River Action board of directors member Dr. Norm Moline and Executive Director Kathy Wine gave Moline city council members an update Tuesday night on the condition of Sylvan Island and plans for its future.
River Action works in partnership with the city's parks and recreation department to maintain the island.
"It really is a unique place and a lot of people use it," Moline said. "It's a wonderful thing for your city's park district, and we thank you for managing it."
Moline said he had been involved with Sylvan Island since 1970, when he wrote a report that became the guiding document for the island's development into a nature park that has become popular for fishing and off-road cycling.
But painting over graffiti and repairing vandalism has been a time-consuming effort. Moline said for decades groups had worked to rehab and maintain the island so the public could use it as a recreational area.
"But now in 2020, some issues have come to the surface," he said. "There are other issues; the main one is graffiti. Some of it is really offensive, which seemed to increase significantly this summer. It overwhelmed the ability of your public works and park staff to be able to control it when so many other demands were on their shoulders."
Moline and Wine showed council members a slideshow of photos taken of recent vandalism.
"Since so many people go there, we didn't want this kind of stuff there to be seen by families," Moline said. "Now if you were to go there tomorrow — unless somebody did some bad stuff in the past couple days — that stuff is all covered, so that's good. We hope it can stay that way.
"But there are other places with lots of graffiti. You've got gang symbols and other words you don't want anybody to be seeing. It's an ongoing issue."
Moline said new graffiti appeared in places he and volunteer Paul Olsen had just painted over a few days ago. Plexiglas covers over exhibits at the Thomas Rogers Visitors Center have had to be replaced after being defaced. Moline said River Action used grant money to purchase panels that are more resistant to graffiti and fading.
A long section of the Loading Dock Trail also has been hit with graffiti, Moline said. Bids are being sought from private contractors to have the area power washed and repainted with graffiti-proof paint manufactured by Sherwin Williams.
"We never had graffiti there until the middle of this summer," he said. "And now if you were to walk down that, you would have 100 yards on either side of you that is covered with graffiti. That's going to be a real challenge because some of that is moss covered, so it's not like we can just go and paint over the moss.
"The big issue continues to be graffiti."
Moline said volunteers did not want to put in a lot of time painting over graffiti, cleaning up the island and fixing park benches only to have them ruined again. He said a long-term solution was needed and suggested creating a task force comprised of members from the city's public works department, River Action, Friends of Off Road Cycling and Moline police officers to help monitor activity on the island.
Alderman Kevin Schoonmaker, Ward 6, asked Police Chief Darren Gault what can be done to prevent further vandalism. Gault said the use of solar-powered cameras and signage warning about penalties for graffiti could be effective deterrents to vandals.

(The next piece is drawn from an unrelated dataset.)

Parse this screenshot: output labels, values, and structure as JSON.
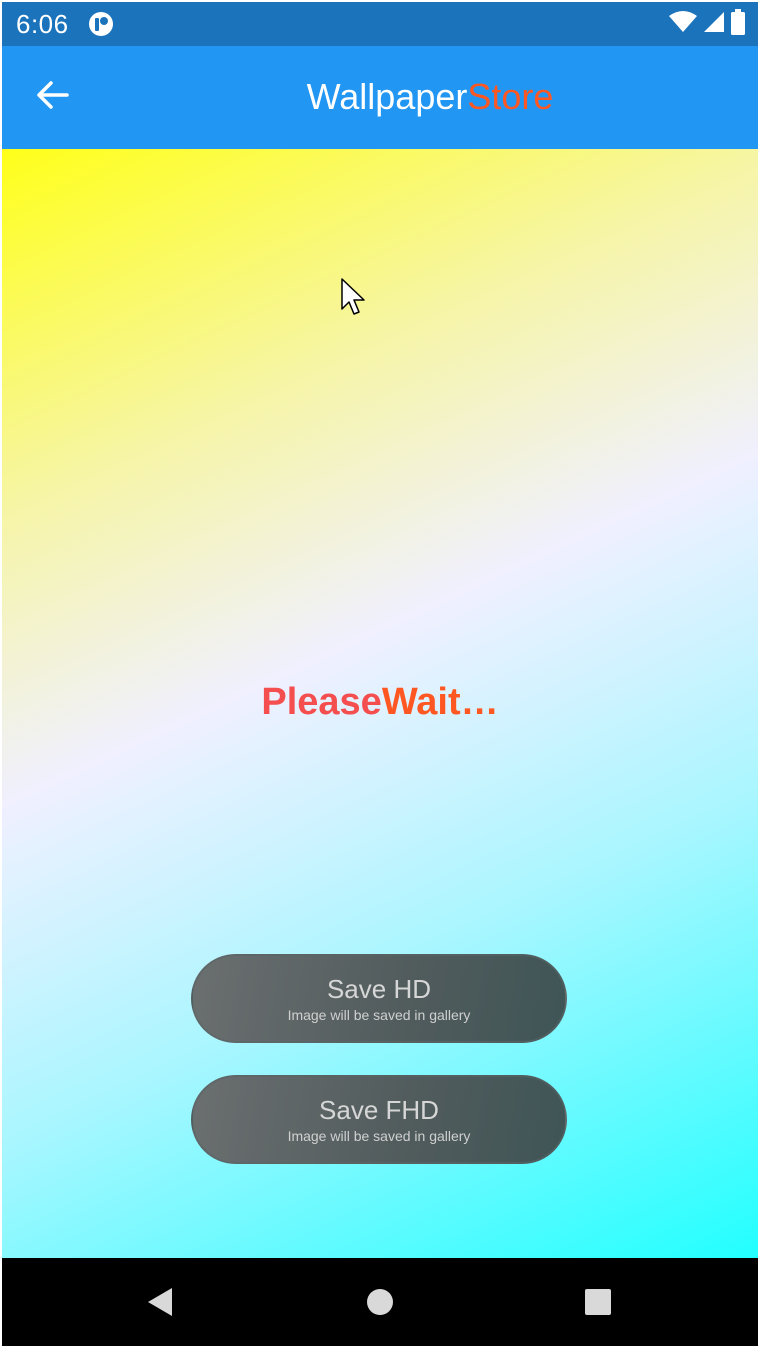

Improvements planned for the island include installation of 35 fish-shaped steel signs along hiking trails. Moline said visitors had been asking for more signage along pathways. To pay for the project, River Action applied for and received a $4,500 grant from the Moline Foundation.

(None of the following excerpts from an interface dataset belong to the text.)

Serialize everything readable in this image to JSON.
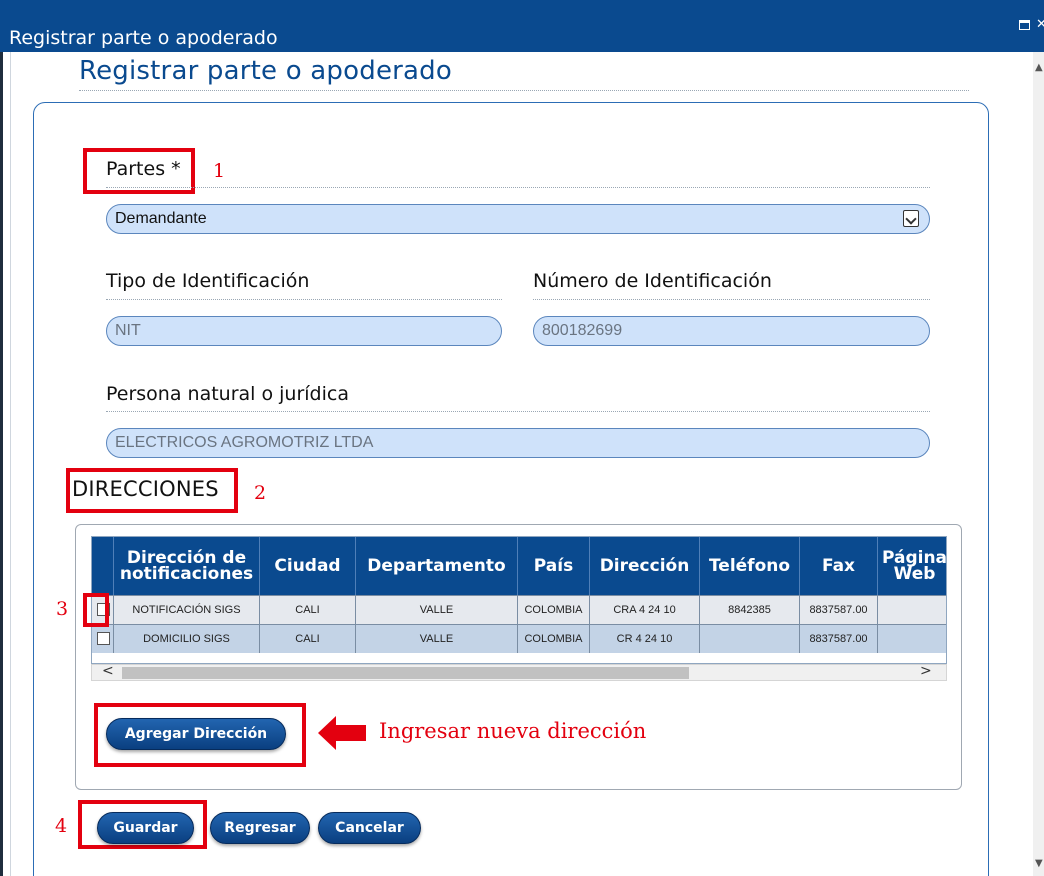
{
  "window": {
    "title": "Registrar parte o apoderado"
  },
  "page": {
    "title": "Registrar parte o apoderado"
  },
  "form": {
    "partes_label": "Partes *",
    "partes_value": "Demandante",
    "tipo_id_label": "Tipo de Identificación",
    "tipo_id_value": "NIT",
    "numero_id_label": "Número de Identificación",
    "numero_id_value": "800182699",
    "persona_label": "Persona natural o jurídica",
    "persona_value": "ELECTRICOS AGROMOTRIZ LTDA"
  },
  "direcciones": {
    "heading": "DIRECCIONES",
    "columns": [
      "Dirección de notificaciones",
      "Ciudad",
      "Departamento",
      "País",
      "Dirección",
      "Teléfono",
      "Fax",
      "Página Web"
    ],
    "rows": [
      {
        "checked": false,
        "cells": [
          "NOTIFICACIÓN SIGS",
          "CALI",
          "VALLE",
          "COLOMBIA",
          "CRA 4 24 10",
          "8842385",
          "8837587.00",
          ""
        ]
      },
      {
        "checked": false,
        "cells": [
          "DOMICILIO SIGS",
          "CALI",
          "VALLE",
          "COLOMBIA",
          "CR 4 24 10",
          "",
          "8837587.00",
          ""
        ]
      }
    ],
    "add_button": "Agregar Dirección"
  },
  "annotations": {
    "n1": "1",
    "n2": "2",
    "n3": "3",
    "n4": "4",
    "arrow_text": "Ingresar nueva dirección",
    "color": "#e3000f"
  },
  "actions": {
    "save": "Guardar",
    "back": "Regresar",
    "cancel": "Cancelar"
  },
  "colors": {
    "titlebar": "#0a4a8f",
    "heading": "#0a4a8f",
    "input_fill": "#cfe2fa",
    "grid_header": "#0a4a8f"
  }
}
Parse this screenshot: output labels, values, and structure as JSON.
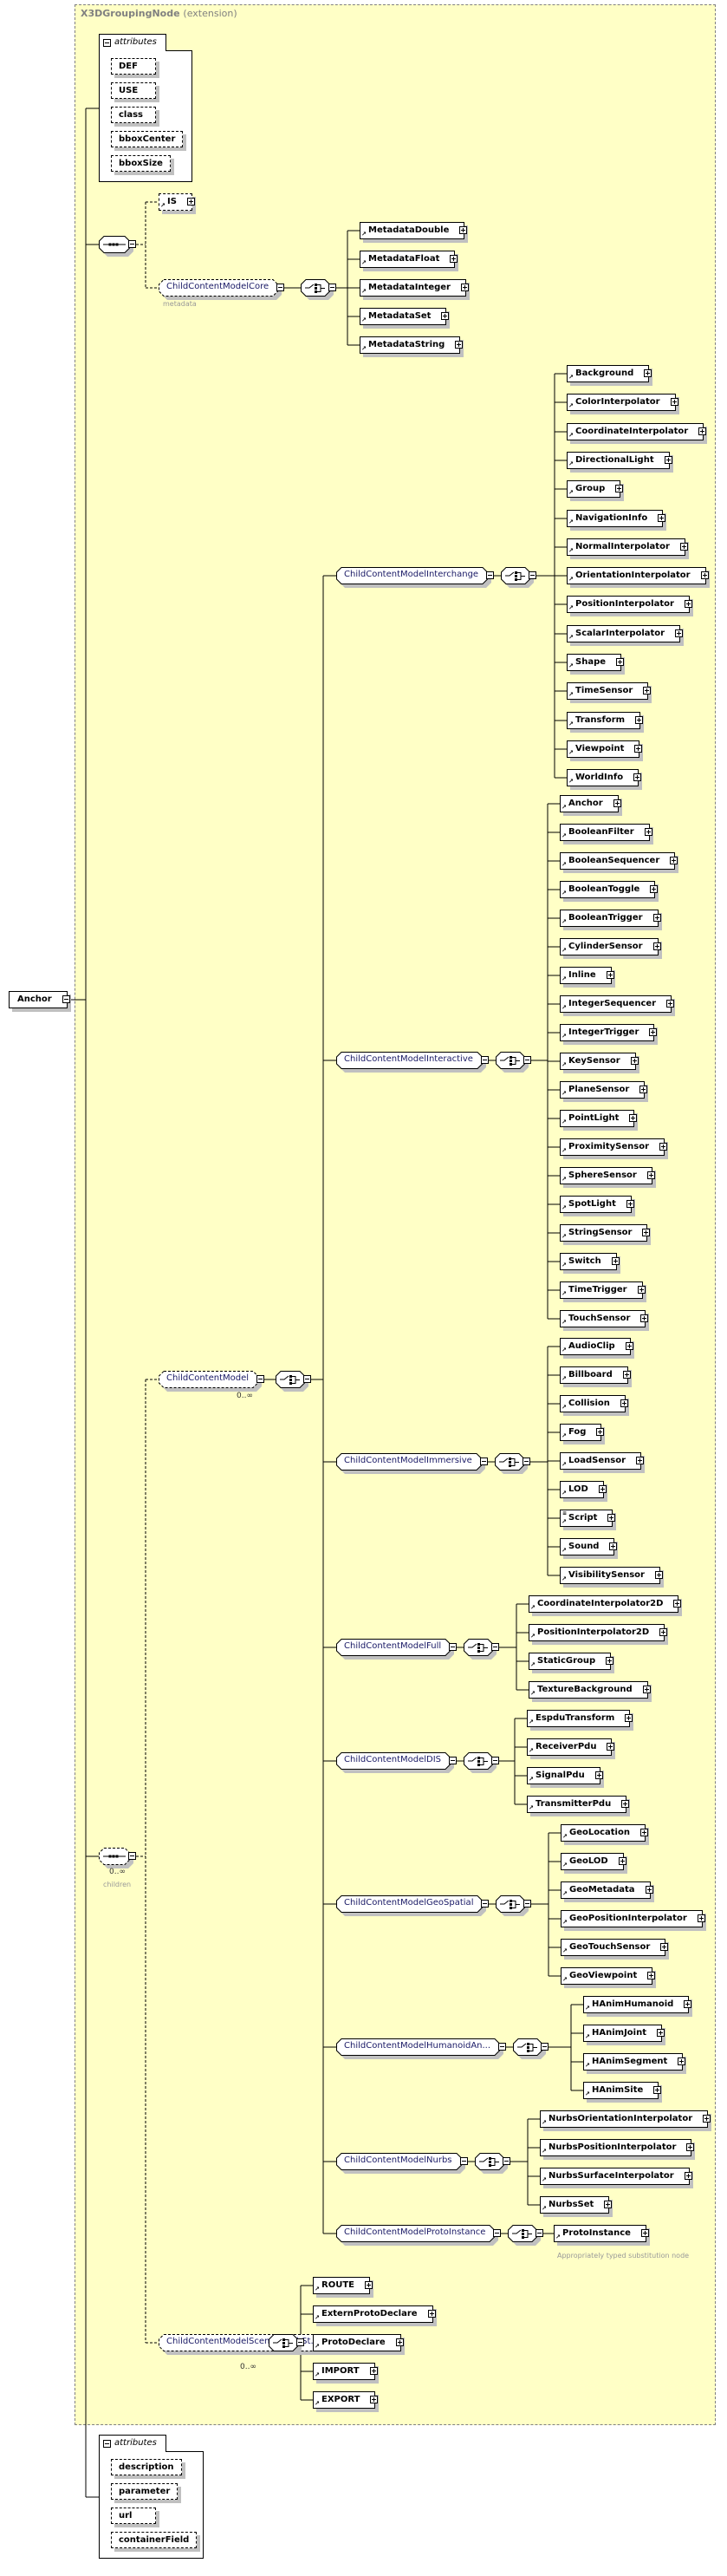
{
  "diagram": {
    "root": {
      "label": "Anchor"
    },
    "extension": {
      "base": "X3DGroupingNode",
      "qualifier": "(extension)"
    },
    "base_attributes": {
      "heading": "attributes",
      "items": [
        "DEF",
        "USE",
        "class",
        "bboxCenter",
        "bboxSize"
      ]
    },
    "sequence_1": {
      "is_element": "IS",
      "core_group": {
        "label": "ChildContentModelCore",
        "annotation": "metadata",
        "children": [
          "MetadataDouble",
          "MetadataFloat",
          "MetadataInteger",
          "MetadataSet",
          "MetadataString"
        ]
      }
    },
    "sequence_2": {
      "occurrence": "0..∞",
      "annotation": "children",
      "child_content_model": {
        "label": "ChildContentModel",
        "occurrence": "0..∞",
        "groups": [
          {
            "label": "ChildContentModelInterchange",
            "children": [
              "Background",
              "ColorInterpolator",
              "CoordinateInterpolator",
              "DirectionalLight",
              "Group",
              "NavigationInfo",
              "NormalInterpolator",
              "OrientationInterpolator",
              "PositionInterpolator",
              "ScalarInterpolator",
              "Shape",
              "TimeSensor",
              "Transform",
              "Viewpoint",
              "WorldInfo"
            ]
          },
          {
            "label": "ChildContentModelInteractive",
            "children": [
              "Anchor",
              "BooleanFilter",
              "BooleanSequencer",
              "BooleanToggle",
              "BooleanTrigger",
              "CylinderSensor",
              "Inline",
              "IntegerSequencer",
              "IntegerTrigger",
              "KeySensor",
              "PlaneSensor",
              "PointLight",
              "ProximitySensor",
              "SphereSensor",
              "SpotLight",
              "StringSensor",
              "Switch",
              "TimeTrigger",
              "TouchSensor"
            ]
          },
          {
            "label": "ChildContentModelImmersive",
            "children": [
              "AudioClip",
              "Billboard",
              "Collision",
              "Fog",
              "LoadSensor",
              "LOD",
              "Script",
              "Sound",
              "VisibilitySensor"
            ]
          },
          {
            "label": "ChildContentModelFull",
            "children": [
              "CoordinateInterpolator2D",
              "PositionInterpolator2D",
              "StaticGroup",
              "TextureBackground"
            ]
          },
          {
            "label": "ChildContentModelDIS",
            "children": [
              "EspduTransform",
              "ReceiverPdu",
              "SignalPdu",
              "TransmitterPdu"
            ]
          },
          {
            "label": "ChildContentModelGeoSpatial",
            "children": [
              "GeoLocation",
              "GeoLOD",
              "GeoMetadata",
              "GeoPositionInterpolator",
              "GeoTouchSensor",
              "GeoViewpoint"
            ]
          },
          {
            "label": "ChildContentModelHumanoidAn...",
            "children": [
              "HAnimHumanoid",
              "HAnimJoint",
              "HAnimSegment",
              "HAnimSite"
            ]
          },
          {
            "label": "ChildContentModelNurbs",
            "children": [
              "NurbsOrientationInterpolator",
              "NurbsPositionInterpolator",
              "NurbsSurfaceInterpolator",
              "NurbsSet"
            ]
          },
          {
            "label": "ChildContentModelProtoInstance",
            "children": [
              "ProtoInstance"
            ],
            "annotation": "Appropriately typed substitution node"
          }
        ]
      },
      "scene_graph_group": {
        "label": "ChildContentModelSceneGraphSt...",
        "occurrence": "0..∞",
        "children": [
          "ROUTE",
          "ExternProtoDeclare",
          "ProtoDeclare",
          "IMPORT",
          "EXPORT"
        ]
      }
    },
    "own_attributes": {
      "heading": "attributes",
      "items": [
        "description",
        "parameter",
        "url",
        "containerField"
      ]
    }
  }
}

"It appears we will have 35 fish pointing in different directions on 19 posts," he said. "We hope to have them up in the spring."
Moline said the city had installed more trash receptacles and all 13 park benches were in the process of being repainted.
"By and large, the island is quite clean," he said. "There's not much trash. The people we see over there comment on that point."